Listed records:
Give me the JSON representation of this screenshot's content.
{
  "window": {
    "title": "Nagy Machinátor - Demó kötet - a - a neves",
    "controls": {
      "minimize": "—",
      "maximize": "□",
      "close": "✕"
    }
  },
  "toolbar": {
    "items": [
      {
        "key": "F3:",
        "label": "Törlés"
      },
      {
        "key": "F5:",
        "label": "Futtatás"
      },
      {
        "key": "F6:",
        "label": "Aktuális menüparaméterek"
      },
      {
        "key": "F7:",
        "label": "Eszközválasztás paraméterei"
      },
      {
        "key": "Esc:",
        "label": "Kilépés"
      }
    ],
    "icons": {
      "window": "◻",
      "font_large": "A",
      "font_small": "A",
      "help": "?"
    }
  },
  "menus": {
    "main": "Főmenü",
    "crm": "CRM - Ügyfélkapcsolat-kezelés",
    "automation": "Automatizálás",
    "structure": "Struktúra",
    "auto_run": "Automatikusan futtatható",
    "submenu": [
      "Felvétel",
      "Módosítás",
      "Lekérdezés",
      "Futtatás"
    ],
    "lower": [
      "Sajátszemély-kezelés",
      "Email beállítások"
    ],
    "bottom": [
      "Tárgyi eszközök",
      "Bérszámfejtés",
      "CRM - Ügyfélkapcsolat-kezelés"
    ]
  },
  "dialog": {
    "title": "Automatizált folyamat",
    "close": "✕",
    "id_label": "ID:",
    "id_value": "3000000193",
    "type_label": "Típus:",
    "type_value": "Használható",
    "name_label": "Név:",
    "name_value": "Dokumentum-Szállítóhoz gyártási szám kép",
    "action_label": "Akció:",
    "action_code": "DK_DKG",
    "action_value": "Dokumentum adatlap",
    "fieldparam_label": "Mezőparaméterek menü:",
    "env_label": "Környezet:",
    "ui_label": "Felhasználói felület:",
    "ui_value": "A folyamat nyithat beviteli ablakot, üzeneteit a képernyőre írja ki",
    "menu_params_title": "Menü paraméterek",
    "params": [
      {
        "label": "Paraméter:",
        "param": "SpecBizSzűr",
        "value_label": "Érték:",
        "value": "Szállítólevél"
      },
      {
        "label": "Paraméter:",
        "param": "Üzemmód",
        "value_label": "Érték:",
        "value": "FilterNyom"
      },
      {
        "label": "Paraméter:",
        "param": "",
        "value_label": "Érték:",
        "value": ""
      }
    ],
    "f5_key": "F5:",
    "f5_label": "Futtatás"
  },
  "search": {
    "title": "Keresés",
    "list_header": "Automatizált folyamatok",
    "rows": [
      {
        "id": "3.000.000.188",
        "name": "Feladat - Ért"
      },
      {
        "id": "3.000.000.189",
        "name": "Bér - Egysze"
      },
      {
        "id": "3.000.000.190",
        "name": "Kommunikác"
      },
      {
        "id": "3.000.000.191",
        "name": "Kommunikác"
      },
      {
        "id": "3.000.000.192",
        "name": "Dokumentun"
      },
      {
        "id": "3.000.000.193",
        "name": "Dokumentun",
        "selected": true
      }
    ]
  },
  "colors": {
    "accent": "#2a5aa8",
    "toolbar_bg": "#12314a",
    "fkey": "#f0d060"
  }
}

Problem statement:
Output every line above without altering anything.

Output:
Give me the JSON representation of this screenshot's content.
{
  "window": {
    "title": "Nagy Machinátor - Demó kötet - a - a neves",
    "controls": {
      "minimize": "—",
      "maximize": "□",
      "close": "✕"
    }
  },
  "toolbar": {
    "items": [
      {
        "key": "F3:",
        "label": "Törlés"
      },
      {
        "key": "F5:",
        "label": "Futtatás"
      },
      {
        "key": "F6:",
        "label": "Aktuális menüparaméterek"
      },
      {
        "key": "F7:",
        "label": "Eszközválasztás paraméterei"
      },
      {
        "key": "Esc:",
        "label": "Kilépés"
      }
    ],
    "icons": {
      "window": "◻",
      "font_large": "A",
      "font_small": "A",
      "help": "?"
    }
  },
  "menus": {
    "main": "Főmenü",
    "crm": "CRM - Ügyfélkapcsolat-kezelés",
    "automation": "Automatizálás",
    "structure": "Struktúra",
    "auto_run": "Automatikusan futtatható",
    "submenu": [
      "Felvétel",
      "Módosítás",
      "Lekérdezés",
      "Futtatás"
    ],
    "lower": [
      "Sajátszemély-kezelés",
      "Email beállítások"
    ],
    "bottom": [
      "Tárgyi eszközök",
      "Bérszámfejtés",
      "CRM - Ügyfélkapcsolat-kezelés"
    ]
  },
  "dialog": {
    "title": "Automatizált folyamat",
    "close": "✕",
    "id_label": "ID:",
    "id_value": "3000000193",
    "type_label": "Típus:",
    "type_value": "Használható",
    "name_label": "Név:",
    "name_value": "Dokumentum-Szállítóhoz gyártási szám kép",
    "action_label": "Akció:",
    "action_code": "DK_DKG",
    "action_value": "Dokumentum adatlap",
    "fieldparam_label": "Mezőparaméterek menü:",
    "env_label": "Környezet:",
    "ui_label": "Felhasználói felület:",
    "ui_value": "A folyamat nyithat beviteli ablakot, üzeneteit a képernyőre írja ki",
    "menu_params_title": "Menü paraméterek",
    "params": [
      {
        "label": "Paraméter:",
        "param": "SpecBizSzűr",
        "value_label": "Érték:",
        "value": "Szállítólevél"
      },
      {
        "label": "Paraméter:",
        "param": "Üzemmód",
        "value_label": "Érték:",
        "value": "FilterNyom"
      },
      {
        "label": "Paraméter:",
        "param": "",
        "value_label": "Érték:",
        "value": ""
      }
    ],
    "f5_key": "F5:",
    "f5_label": "Futtatás"
  },
  "search": {
    "title": "Keresés",
    "list_header": "Automatizált folyamatok",
    "rows": [
      {
        "id": "3.000.000.188",
        "name": "Feladat - Ért"
      },
      {
        "id": "3.000.000.189",
        "name": "Bér - Egysze"
      },
      {
        "id": "3.000.000.190",
        "name": "Kommunikác"
      },
      {
        "id": "3.000.000.191",
        "name": "Kommunikác"
      },
      {
        "id": "3.000.000.192",
        "name": "Dokumentun"
      },
      {
        "id": "3.000.000.193",
        "name": "Dokumentun",
        "selected": true
      }
    ]
  },
  "colors": {
    "accent": "#2a5aa8",
    "toolbar_bg": "#12314a",
    "fkey": "#f0d060"
  }
}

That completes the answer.